(Dataset items)
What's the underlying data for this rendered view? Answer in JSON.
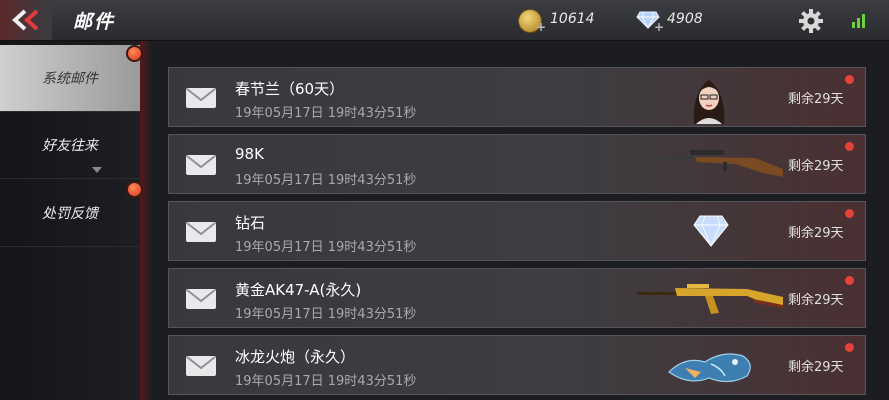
{
  "header": {
    "title": "邮件",
    "coins": "10614",
    "gems": "4908"
  },
  "sidebar": {
    "tabs": [
      {
        "label": "系统邮件",
        "active": true,
        "badge": true
      },
      {
        "label": "好友往来",
        "active": false,
        "badge": false
      },
      {
        "label": "处罚反馈",
        "active": false,
        "badge": true
      }
    ]
  },
  "mails": [
    {
      "title": "春节兰（60天）",
      "date": "19年05月17日 19时43分51秒",
      "remaining": "剩余29天",
      "item_icon": "character-portrait-icon"
    },
    {
      "title": "98K",
      "date": "19年05月17日 19时43分51秒",
      "remaining": "剩余29天",
      "item_icon": "sniper-rifle-icon"
    },
    {
      "title": "钻石",
      "date": "19年05月17日 19时43分51秒",
      "remaining": "剩余29天",
      "item_icon": "diamond-icon"
    },
    {
      "title": "黄金AK47-A(永久)",
      "date": "19年05月17日 19时43分51秒",
      "remaining": "剩余29天",
      "item_icon": "golden-rifle-icon"
    },
    {
      "title": "冰龙火炮（永久）",
      "date": "19年05月17日 19时43分51秒",
      "remaining": "剩余29天",
      "item_icon": "dragon-cannon-icon"
    }
  ],
  "colors": {
    "accent_red": "#e5423a",
    "signal_green": "#6cd13d"
  }
}
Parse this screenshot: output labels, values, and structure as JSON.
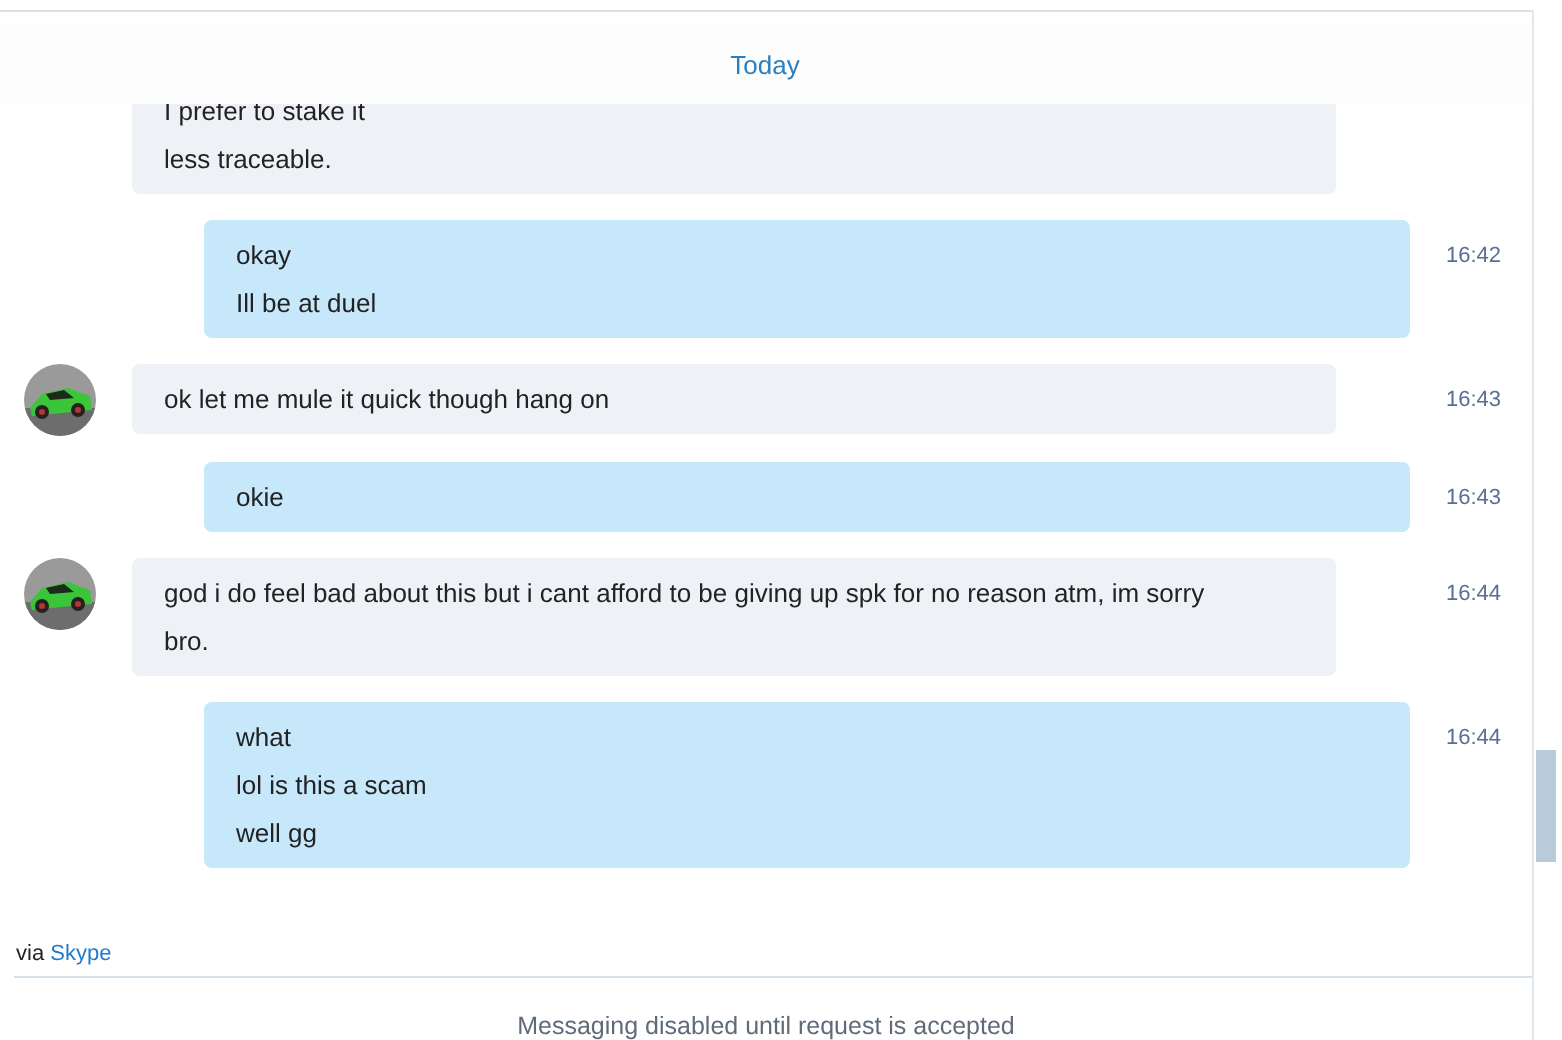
{
  "date_divider": "Today",
  "messages": [
    {
      "kind": "incoming",
      "avatar": false,
      "lines": [
        "I prefer to stake it",
        "less traceable."
      ]
    },
    {
      "kind": "outgoing",
      "lines": [
        "okay",
        "Ill be at duel"
      ],
      "time": "16:42"
    },
    {
      "kind": "incoming",
      "avatar": true,
      "lines": [
        "ok let me mule it quick though hang on"
      ],
      "time": "16:43"
    },
    {
      "kind": "outgoing",
      "lines": [
        "okie"
      ],
      "time": "16:43"
    },
    {
      "kind": "incoming",
      "avatar": true,
      "lines": [
        "god i do feel bad about this but i cant afford to be giving up spk for no reason atm, im sorry bro."
      ],
      "time": "16:44"
    },
    {
      "kind": "outgoing",
      "lines": [
        "what",
        "lol is this a scam",
        "well gg"
      ],
      "time": "16:44"
    }
  ],
  "via": {
    "prefix": "via",
    "link": "Skype"
  },
  "status": "Messaging disabled until request is accepted"
}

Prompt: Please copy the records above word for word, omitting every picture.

Task response:
What's the underlying data for this rendered view? Answer in JSON.
{
  "header": {
    "title": "邮件",
    "coins": "10614",
    "gems": "4908"
  },
  "sidebar": {
    "tabs": [
      {
        "label": "系统邮件",
        "active": true,
        "badge": true
      },
      {
        "label": "好友往来",
        "active": false,
        "badge": false
      },
      {
        "label": "处罚反馈",
        "active": false,
        "badge": true
      }
    ]
  },
  "mails": [
    {
      "title": "春节兰（60天）",
      "date": "19年05月17日 19时43分51秒",
      "remaining": "剩余29天",
      "item_icon": "character-portrait-icon"
    },
    {
      "title": "98K",
      "date": "19年05月17日 19时43分51秒",
      "remaining": "剩余29天",
      "item_icon": "sniper-rifle-icon"
    },
    {
      "title": "钻石",
      "date": "19年05月17日 19时43分51秒",
      "remaining": "剩余29天",
      "item_icon": "diamond-icon"
    },
    {
      "title": "黄金AK47-A(永久)",
      "date": "19年05月17日 19时43分51秒",
      "remaining": "剩余29天",
      "item_icon": "golden-rifle-icon"
    },
    {
      "title": "冰龙火炮（永久）",
      "date": "19年05月17日 19时43分51秒",
      "remaining": "剩余29天",
      "item_icon": "dragon-cannon-icon"
    }
  ],
  "colors": {
    "accent_red": "#e5423a",
    "signal_green": "#6cd13d"
  }
}
Parse this screenshot: output labels, values, and structure as JSON.
{
  "date_divider": "Today",
  "messages": [
    {
      "kind": "incoming",
      "avatar": false,
      "lines": [
        "I prefer to stake it",
        "less traceable."
      ]
    },
    {
      "kind": "outgoing",
      "lines": [
        "okay",
        "Ill be at duel"
      ],
      "time": "16:42"
    },
    {
      "kind": "incoming",
      "avatar": true,
      "lines": [
        "ok let me mule it quick though hang on"
      ],
      "time": "16:43"
    },
    {
      "kind": "outgoing",
      "lines": [
        "okie"
      ],
      "time": "16:43"
    },
    {
      "kind": "incoming",
      "avatar": true,
      "lines": [
        "god i do feel bad about this but i cant afford to be giving up spk for no reason atm, im sorry bro."
      ],
      "time": "16:44"
    },
    {
      "kind": "outgoing",
      "lines": [
        "what",
        "lol is this a scam",
        "well gg"
      ],
      "time": "16:44"
    }
  ],
  "via": {
    "prefix": "via",
    "link": "Skype"
  },
  "status": "Messaging disabled until request is accepted"
}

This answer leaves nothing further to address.